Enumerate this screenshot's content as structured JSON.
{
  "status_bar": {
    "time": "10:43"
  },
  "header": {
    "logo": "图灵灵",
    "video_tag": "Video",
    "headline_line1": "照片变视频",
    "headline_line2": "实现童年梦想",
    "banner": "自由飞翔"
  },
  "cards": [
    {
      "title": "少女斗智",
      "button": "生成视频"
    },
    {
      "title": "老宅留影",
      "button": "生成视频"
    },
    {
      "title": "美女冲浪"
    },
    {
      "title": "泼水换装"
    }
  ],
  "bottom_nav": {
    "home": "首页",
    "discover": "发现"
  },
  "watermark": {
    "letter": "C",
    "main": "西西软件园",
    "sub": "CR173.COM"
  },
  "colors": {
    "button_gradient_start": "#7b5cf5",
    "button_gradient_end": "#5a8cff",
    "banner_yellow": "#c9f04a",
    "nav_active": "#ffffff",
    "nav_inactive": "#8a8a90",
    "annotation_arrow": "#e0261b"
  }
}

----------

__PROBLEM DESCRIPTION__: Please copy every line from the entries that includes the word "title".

__REPLY TO THE TASK__:
      "title": "少女斗智",
      "title": "老宅留影",
      "title": "美女冲浪"
      "title": "泼水换装"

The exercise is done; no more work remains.